** YOUR TASK **
Check every line of the material below, and show those that contain "this".
(DATA PROVIDED begins)
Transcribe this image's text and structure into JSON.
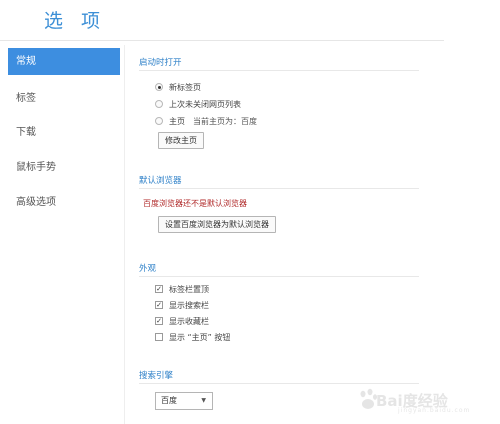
{
  "page": {
    "title": "选 项"
  },
  "sidebar": {
    "items": [
      {
        "label": "常规",
        "active": true
      },
      {
        "label": "标签",
        "active": false
      },
      {
        "label": "下载",
        "active": false
      },
      {
        "label": "鼠标手势",
        "active": false
      },
      {
        "label": "高级选项",
        "active": false
      }
    ]
  },
  "startup": {
    "title": "启动时打开",
    "options": [
      {
        "label": "新标签页",
        "checked": true
      },
      {
        "label": "上次未关闭网页列表",
        "checked": false
      },
      {
        "label": "主页",
        "checked": false
      }
    ],
    "homepage_hint": "当前主页为：百度",
    "edit_home_button": "修改主页"
  },
  "default_browser": {
    "title": "默认浏览器",
    "warning": "百度浏览器还不是默认浏览器",
    "set_default_button": "设置百度浏览器为默认浏览器"
  },
  "appearance": {
    "title": "外观",
    "options": [
      {
        "label": "标签栏置顶",
        "checked": true
      },
      {
        "label": "显示搜索栏",
        "checked": true
      },
      {
        "label": "显示收藏栏",
        "checked": true
      },
      {
        "label": "显示 “主页” 按钮",
        "checked": false
      }
    ]
  },
  "search_engine": {
    "title": "搜索引擎",
    "selected": "百度"
  },
  "watermark": {
    "text": "Bai度经验",
    "sub": "jingyan.baidu.com"
  },
  "colors": {
    "accent": "#3d8ee0",
    "section_title": "#2e80c8",
    "warning": "#b02a2a"
  }
}
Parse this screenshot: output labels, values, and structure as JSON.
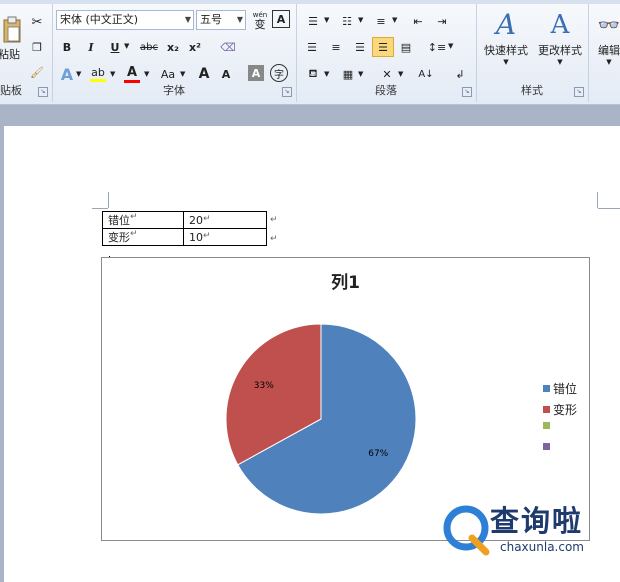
{
  "ribbon": {
    "clipboard": {
      "label": "贴板",
      "paste_label": "粘贴"
    },
    "font": {
      "label": "字体",
      "font_name": "宋体 (中文正文)",
      "font_size": "五号",
      "bold": "B",
      "italic": "I",
      "underline": "U",
      "strike": "abc",
      "subscript": "x₂",
      "superscript": "x²",
      "grow": "A",
      "shrink": "A",
      "case": "Aa",
      "text_effect": "A",
      "highlight": "ab",
      "font_color": "A",
      "char_shade": "A",
      "enclose": "字",
      "phonetic": "wén",
      "phonetic_char": "变",
      "border_char": "A"
    },
    "paragraph": {
      "label": "段落"
    },
    "styles": {
      "label": "样式",
      "quick_styles": "快速样式",
      "change_styles": "更改样式"
    },
    "editing": {
      "label": "编辑"
    }
  },
  "table": {
    "rows": [
      {
        "name": "错位",
        "value": "20"
      },
      {
        "name": "变形",
        "value": "10"
      }
    ]
  },
  "chart_data": {
    "type": "pie",
    "title": "列1",
    "categories": [
      "错位",
      "变形"
    ],
    "values": [
      67,
      33
    ],
    "labels": [
      "67%",
      "33%"
    ],
    "colors": [
      "#4f81bd",
      "#c0504d",
      "#9bbb59",
      "#8064a2"
    ],
    "legend": [
      "错位",
      "变形",
      "",
      ""
    ],
    "legend_position": "right"
  },
  "watermark": {
    "text": "查询啦",
    "url": "chaxunla.com"
  }
}
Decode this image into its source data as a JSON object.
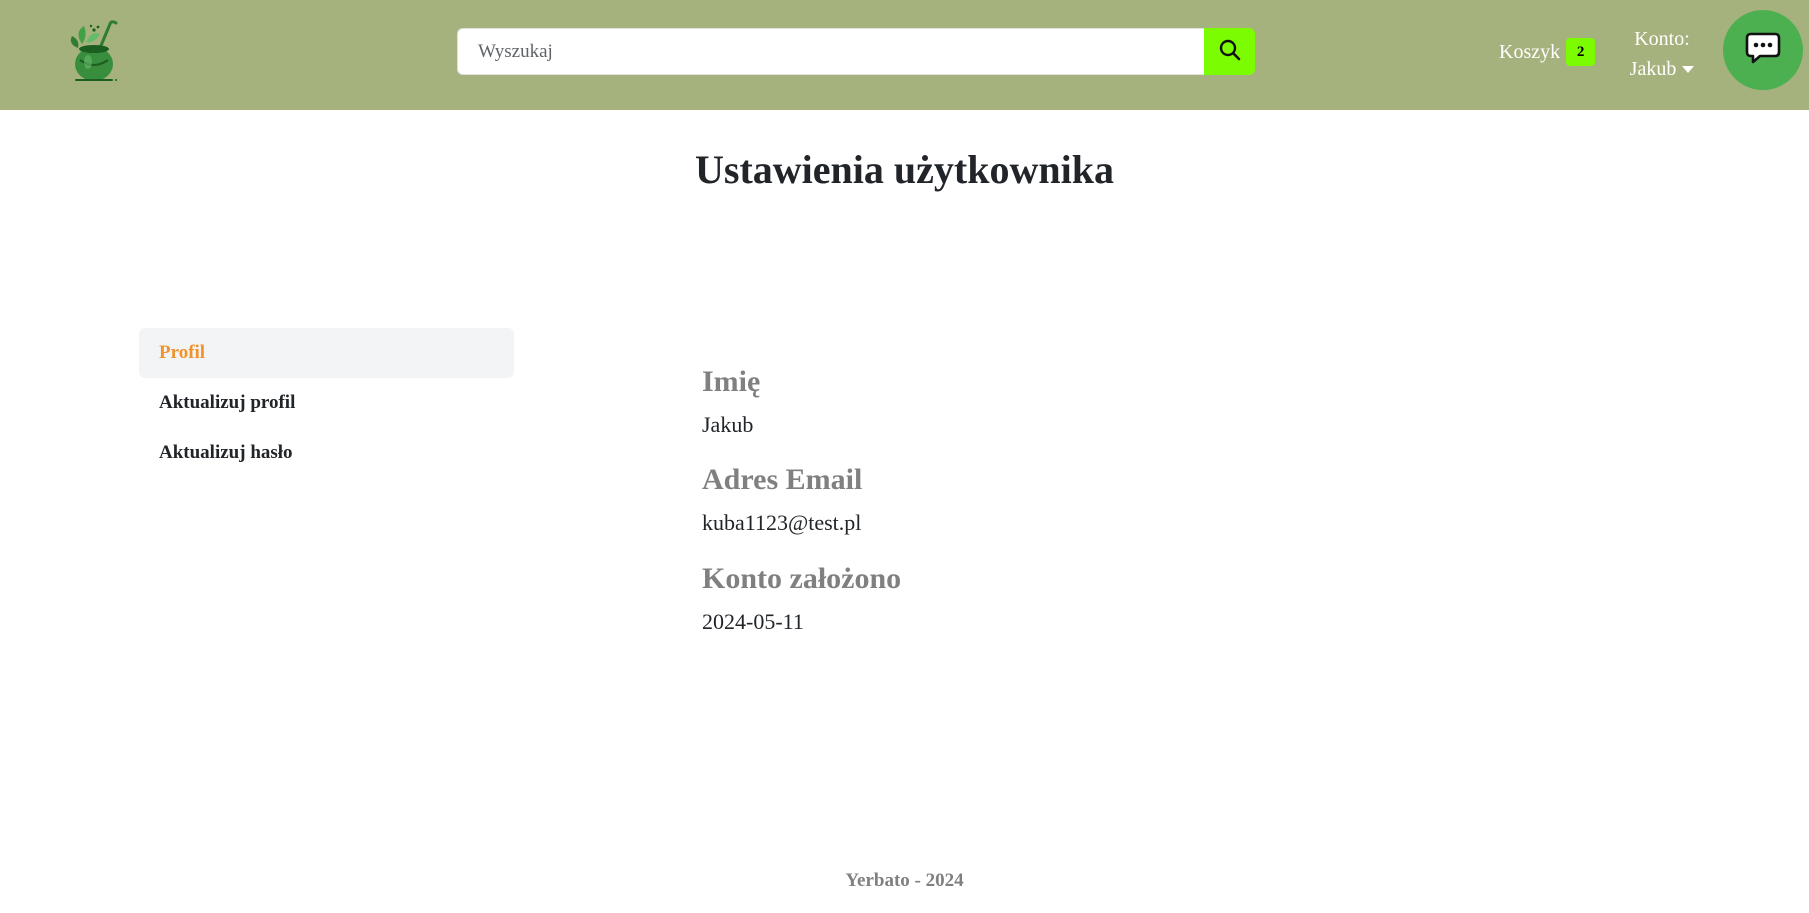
{
  "header": {
    "search": {
      "placeholder": "Wyszukaj",
      "value": ""
    },
    "cart": {
      "label": "Koszyk",
      "count": "2"
    },
    "account": {
      "label": "Konto:",
      "user": "Jakub"
    },
    "colors": {
      "navbar_bg": "#a5b27d",
      "accent_green": "#7cfc00",
      "chat_button": "#4caf50"
    },
    "icons": {
      "logo": "yerba-mate-cup-logo",
      "search": "search-icon",
      "chat": "chat-bubble-icon",
      "dropdown": "caret-down-icon"
    }
  },
  "page": {
    "title": "Ustawienia użytkownika"
  },
  "sidebar": {
    "items": [
      {
        "label": "Profil",
        "active": true
      },
      {
        "label": "Aktualizuj profil",
        "active": false
      },
      {
        "label": "Aktualizuj hasło",
        "active": false
      }
    ],
    "active_color": "#f0932b"
  },
  "profile": {
    "fields": [
      {
        "label": "Imię",
        "value": "Jakub"
      },
      {
        "label": "Adres Email",
        "value": "kuba1123@test.pl"
      },
      {
        "label": "Konto założono",
        "value": "2024-05-11"
      }
    ]
  },
  "footer": {
    "text": "Yerbato - 2024"
  }
}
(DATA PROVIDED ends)
** EXERCISE OUTPUT **
Transcribe this image's text and structure into JSON.
Parse this screenshot: output labels, values, and structure as JSON.
Decode this image into its source data as a JSON object.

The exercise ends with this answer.